For almost 80 miles, we’ve been following the Wrangell-St. Elias National Park and Preserve boundary line on our left, this park and preserve being the largest in the United States and also one of the youngest. Only 11 years old on the books, the Wrangell-St. Elias spans over 13 million acres, which is approximately twice the size of the Adirondack State Park in New York and nine times the size of Yellowstone National Park. Chitina is at the end of the line, so to speak, being the last “town” before the famed McCarthy Road. To put Chitina in perspective, the “town” has a single hotel and art gallery, a bar and restaurant, and a few scattered trailers. No doubt there are other homesites hidden in the foothills, but not many. In fact, in the past 80 miles we’ve seen only as many houses as one sees in downtown Bakersville, North Carolina.
KB and I stop to stretch in Chitina, sting our fingers in the silty Copper River—much wider now that the valley has poured itself out for so many miles and the Chitina River has joined it—then hop back in the Subaru to complete the last and most difficult part of the drive. The McCarthy Road sits atop an abandoned railroad bed.
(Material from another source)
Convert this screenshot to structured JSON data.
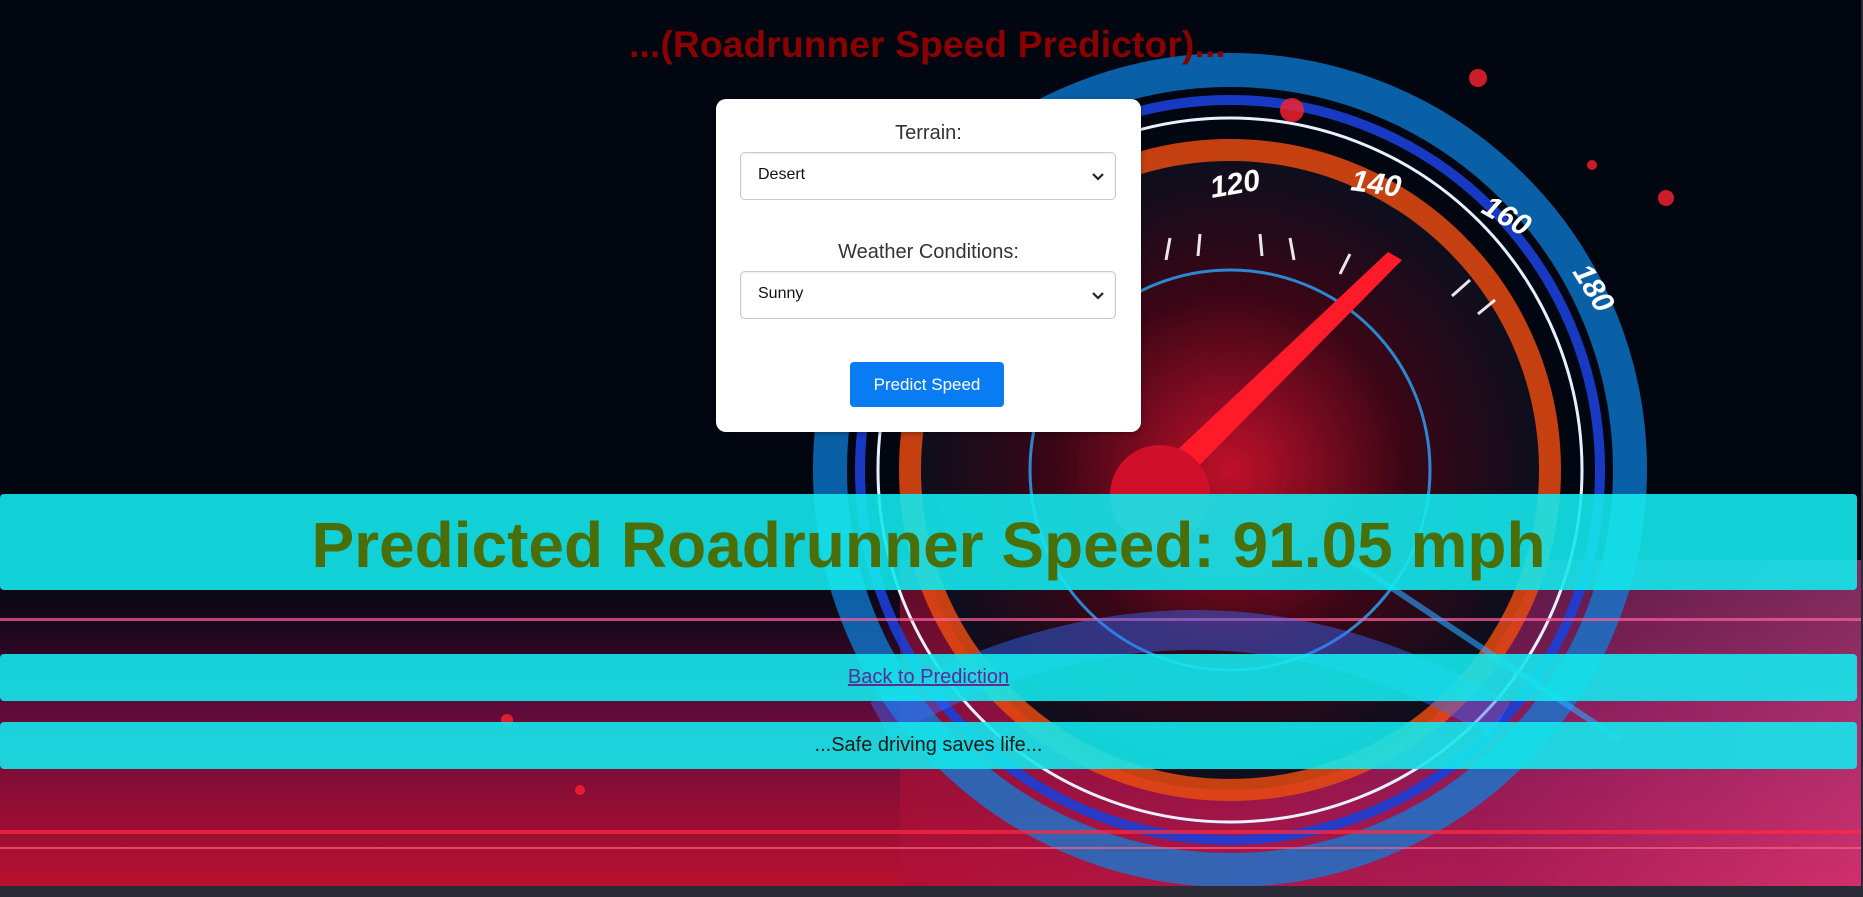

It is 60 miles long, all gravel, potholes, and washboard. Old railroad spikes jut from the road like land mines, waiting to kill tires and delay travelers. Re-routes to newer, better bridges over vast creeks (big enough to be called a river anywhere else in the country) help us safely along the way and a little over two hours later, we arrive at the footbridge crossing over the Kennicott River. Look closely beyond the parking lot and you’ll see the moraine of the Kennicott Glacier in the immediate background. Beyond that, the gigantic, looming, wall of white is the near edge of the glacier itself, a living animal moving slow and steady, carving its way with the language of water and ice.
KB and I unload, haul our gear using hand carts over the footbridge, and are greeted by the cheery Wrangell Mountains Center staff on the other side. The vehicles they pick us up in were driven across the frozen Kennicott River during winter, the only way to get a car to this part of the Park. A few minutes down an old road, and we enter the small town. Here, at the end of a 60-mile gravel road in the middle of nowhere, further into the beginning of the middle of the Wrangells, a summer population of about 300 people reside in McCarthy. There is a bar, a hostel, a few old lodges and hotels, a gift shop, a river guide and pilots headquarters, and a mercantile. There is also one of the coolest places to write on the planet, and so our week of words begins.[In order: The Commissioner’s Cabin where I stayed, the view of McCarthy Creek and Fireweed Mountain right next to the cabin, exterior of Wrangell Mountains Center – also called The Hardware Store, our gardens, and dinnertime at the Wrangell Mountains Center.]